* _Records_:
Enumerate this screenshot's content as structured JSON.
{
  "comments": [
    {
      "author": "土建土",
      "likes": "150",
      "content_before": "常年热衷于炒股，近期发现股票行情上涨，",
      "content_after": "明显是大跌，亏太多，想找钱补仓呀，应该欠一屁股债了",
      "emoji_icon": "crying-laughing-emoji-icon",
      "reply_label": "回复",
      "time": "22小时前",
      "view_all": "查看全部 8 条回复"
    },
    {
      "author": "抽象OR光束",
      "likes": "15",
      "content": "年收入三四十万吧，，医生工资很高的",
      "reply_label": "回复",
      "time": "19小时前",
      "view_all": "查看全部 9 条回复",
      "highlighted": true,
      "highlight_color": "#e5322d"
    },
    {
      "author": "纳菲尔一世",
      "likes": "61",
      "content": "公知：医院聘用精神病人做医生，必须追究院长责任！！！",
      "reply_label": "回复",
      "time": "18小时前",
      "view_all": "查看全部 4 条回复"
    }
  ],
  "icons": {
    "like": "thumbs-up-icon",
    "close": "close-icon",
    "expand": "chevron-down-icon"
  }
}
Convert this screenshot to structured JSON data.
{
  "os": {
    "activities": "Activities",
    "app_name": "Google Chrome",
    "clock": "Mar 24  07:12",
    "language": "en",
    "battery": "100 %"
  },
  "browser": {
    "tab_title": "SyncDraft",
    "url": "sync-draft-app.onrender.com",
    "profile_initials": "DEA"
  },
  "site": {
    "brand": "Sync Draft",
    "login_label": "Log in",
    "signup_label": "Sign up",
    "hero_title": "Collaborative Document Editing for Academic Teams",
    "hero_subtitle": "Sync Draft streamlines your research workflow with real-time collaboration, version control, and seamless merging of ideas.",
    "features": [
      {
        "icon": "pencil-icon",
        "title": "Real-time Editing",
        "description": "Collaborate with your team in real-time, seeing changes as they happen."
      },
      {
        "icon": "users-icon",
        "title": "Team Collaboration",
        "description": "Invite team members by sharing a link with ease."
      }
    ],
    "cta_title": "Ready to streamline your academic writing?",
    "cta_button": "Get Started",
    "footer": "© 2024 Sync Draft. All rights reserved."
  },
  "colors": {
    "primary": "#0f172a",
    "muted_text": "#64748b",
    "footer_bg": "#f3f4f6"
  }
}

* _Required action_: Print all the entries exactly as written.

* _Result of this exercise_:
Enumerate this screenshot's content as structured JSON.
{
  "comments": [
    {
      "author": "土建土",
      "likes": "150",
      "content_before": "常年热衷于炒股，近期发现股票行情上涨，",
      "content_after": "明显是大跌，亏太多，想找钱补仓呀，应该欠一屁股债了",
      "emoji_icon": "crying-laughing-emoji-icon",
      "reply_label": "回复",
      "time": "22小时前",
      "view_all": "查看全部 8 条回复"
    },
    {
      "author": "抽象OR光束",
      "likes": "15",
      "content": "年收入三四十万吧，，医生工资很高的",
      "reply_label": "回复",
      "time": "19小时前",
      "view_all": "查看全部 9 条回复",
      "highlighted": true,
      "highlight_color": "#e5322d"
    },
    {
      "author": "纳菲尔一世",
      "likes": "61",
      "content": "公知：医院聘用精神病人做医生，必须追究院长责任！！！",
      "reply_label": "回复",
      "time": "18小时前",
      "view_all": "查看全部 4 条回复"
    }
  ],
  "icons": {
    "like": "thumbs-up-icon",
    "close": "close-icon",
    "expand": "chevron-down-icon"
  }
}
Convert this screenshot to structured JSON data.
{
  "os": {
    "activities": "Activities",
    "app_name": "Google Chrome",
    "clock": "Mar 24  07:12",
    "language": "en",
    "battery": "100 %"
  },
  "browser": {
    "tab_title": "SyncDraft",
    "url": "sync-draft-app.onrender.com",
    "profile_initials": "DEA"
  },
  "site": {
    "brand": "Sync Draft",
    "login_label": "Log in",
    "signup_label": "Sign up",
    "hero_title": "Collaborative Document Editing for Academic Teams",
    "hero_subtitle": "Sync Draft streamlines your research workflow with real-time collaboration, version control, and seamless merging of ideas.",
    "features": [
      {
        "icon": "pencil-icon",
        "title": "Real-time Editing",
        "description": "Collaborate with your team in real-time, seeing changes as they happen."
      },
      {
        "icon": "users-icon",
        "title": "Team Collaboration",
        "description": "Invite team members by sharing a link with ease."
      }
    ],
    "cta_title": "Ready to streamline your academic writing?",
    "cta_button": "Get Started",
    "footer": "© 2024 Sync Draft. All rights reserved."
  },
  "colors": {
    "primary": "#0f172a",
    "muted_text": "#64748b",
    "footer_bg": "#f3f4f6"
  }
}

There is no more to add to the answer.